Android System Battery Drain Fix

Can You Use Any Charger With Any Cell Phone, Notebook, Camera, or Tablet? 

Every cell phone, notebook, and tablet seem to come with their own charger.  If you’re like me, you’ve probably compiled a number of chargers through the years.  So the question becomes: is it safe to use a charger with your phone, notebook, camera, or tablet computer that isn’t the original manufacturer’s charger that came with the device?

Kinds of Chargers

In this guide, we’ll concentrate on three types of chargers: laptop chargers, micro USB chargers (these are used with telephones, tablets, and cameras), and Apple Lightning Connectors.  While some devices have chargers using a slightly different head or charging cable, these are the most frequent.

Laptop chargers are rather unique to the device they include.  However, there may be some generic chargers which boast the ability to be interchanged between laptops.  This always requires changing of this charger”head” and might not be the optimal charging amperage or voltage for your device.

Micro USBs are designed to be interchangeable, and are standard in many smartphones, Android apparatus, and tablets.  Micro USB chargers typically have the same voltage, but may draw different amps.  I’ll explain this further later and how to know whether the charger is safe to use (based on its recorded amps and voltage).

Apple Lightning Connectors are standard on all new Apple devices, including iPads and iPods. For older devices using a 30-pin charge port, a connector can be used to control the Lightning Connector.

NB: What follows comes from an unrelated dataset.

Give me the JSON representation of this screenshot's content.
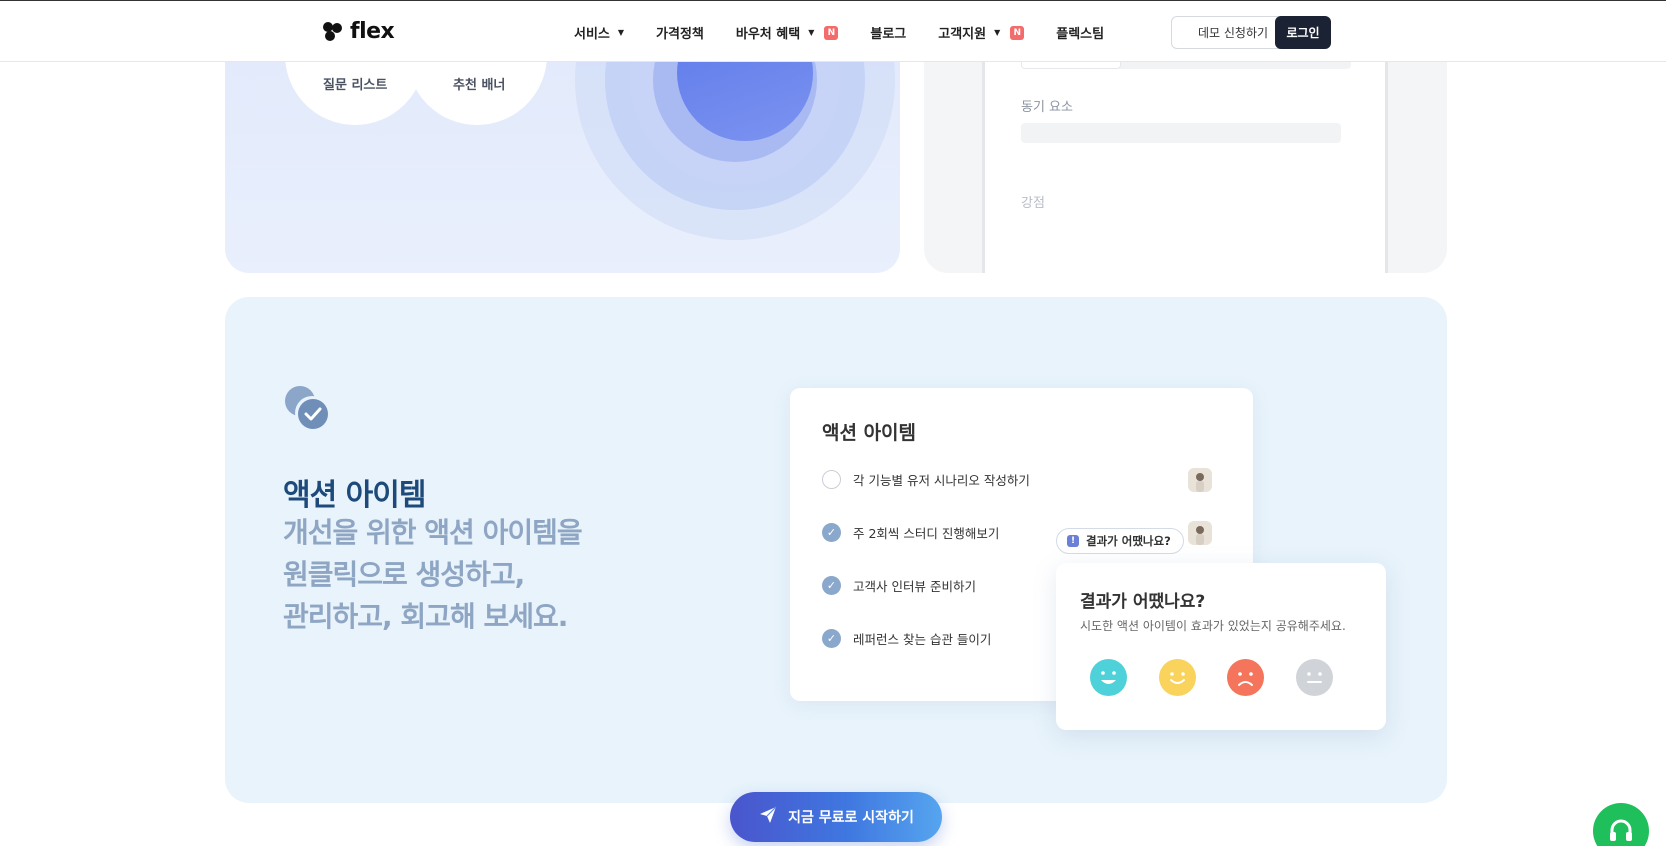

The Plugs Must Be The Same

In order for a charger to be used on another device, it’s important that the plug  of the charger (the”head”) fit securely into the charging port of the unit.  Micro USBs are the same across the board so far as charging heads, while laptop chargers are usually specific to both make and model.  However, the plug fitting firmly is just one part of this equation.

How Voltage and Amperage Matter

Somewhere on the power brick of the charger you will get a tag with the charger’s voltage (V) and amperage (A).  For other types of chargers, like a smartphone charger, this information is usually located at the bottom of the charger, where it would meet the wall.  For the device you’re attempting to charge, the voltage and amperage required will be seen on the battery that came with the device or on the company’s website.

Voltage is how much power the charger will draw in the device, or just how much is being”pushed” into the apparatus by the charger.  A phone will usually pull up to around 5V, though a laptop can pull up to 25V.  A charger must equal the voltage required by the device.  This is important: drawing too high of a voltage could short out the device and possibly even begin a fire, while too low a voltage will fail to charge the battery.

Amperage is how quickly power is”pulled” to the apparatus, or how much power is used by the device.  The quantity of volts will never change, but the quantity of amps that the device pulls may change based on how hard the device is working.  The number that you find on the battery that came with your device will be the maximum amount of amps that may be pulled from the device.  The number found on the charger is how many amps can be pulled at once. To be able to swap chargers, the amp number on the charger must equal or exceed the amp number listed on the device’s battery. If a unit is paired with a charger that cannot support the amp necessity, it can burn out the power source and kill the apparatus.

So for those who have a modern USB device (smart phone, tablet, or camera) you can plug into a high-amperage USB port and enjoy faster charging (so long as the voltage is equal).  *Site Note: if you have an older device, it may not work with USB interfaces that employ the new Battery Charging Specification.

If The Micro USB  Charger’s Voltage Isn’t 5v…

Some devices may have their voltage recorded using a plus/minus on it like this: 5v +- 5%.  If this is true, you may use a charger rated at 4.75 to 5.25v because that rating is telling you is that the device can take 5v minus 5 percent of 5v = 4.75 volts  OR  5v and 5% of 5v = 5.25 volts.  So this means anything between 4.75 t0 5.25v is safe to use (so long as the amperage of the charger is equivalent to or greater than the device’s listed amperage).

An interesting thing to note is chargers provide a higher voltage than the batteries they charge.  That’s pretty much how they operate.  There has to be a voltage differential to generate the necessary current flow in the correct direction to charge the battery.  When you look at your vehicle, it has a 12V battery, but typical alternators provide 13.8 to 14.4V charging voltage to the battery.

The problem with knockoffs, especially cheap knockoffs, is they often don’t support the energy needs of the apparatus, or aren’t built to maintain a steady flow securely.  Overall, it’s better to stay with the charger designed for the device you’re using.

Now You Know How To Safely & Effectively Swap Chargers

I hope this article was able to assist you.  Now you know how to safely and efficiently use a charger that did not include your smart phone, notebook, camera, tabletcomputer, or other apparatus.  Be sure to follow exactly what we said and you should be good to go!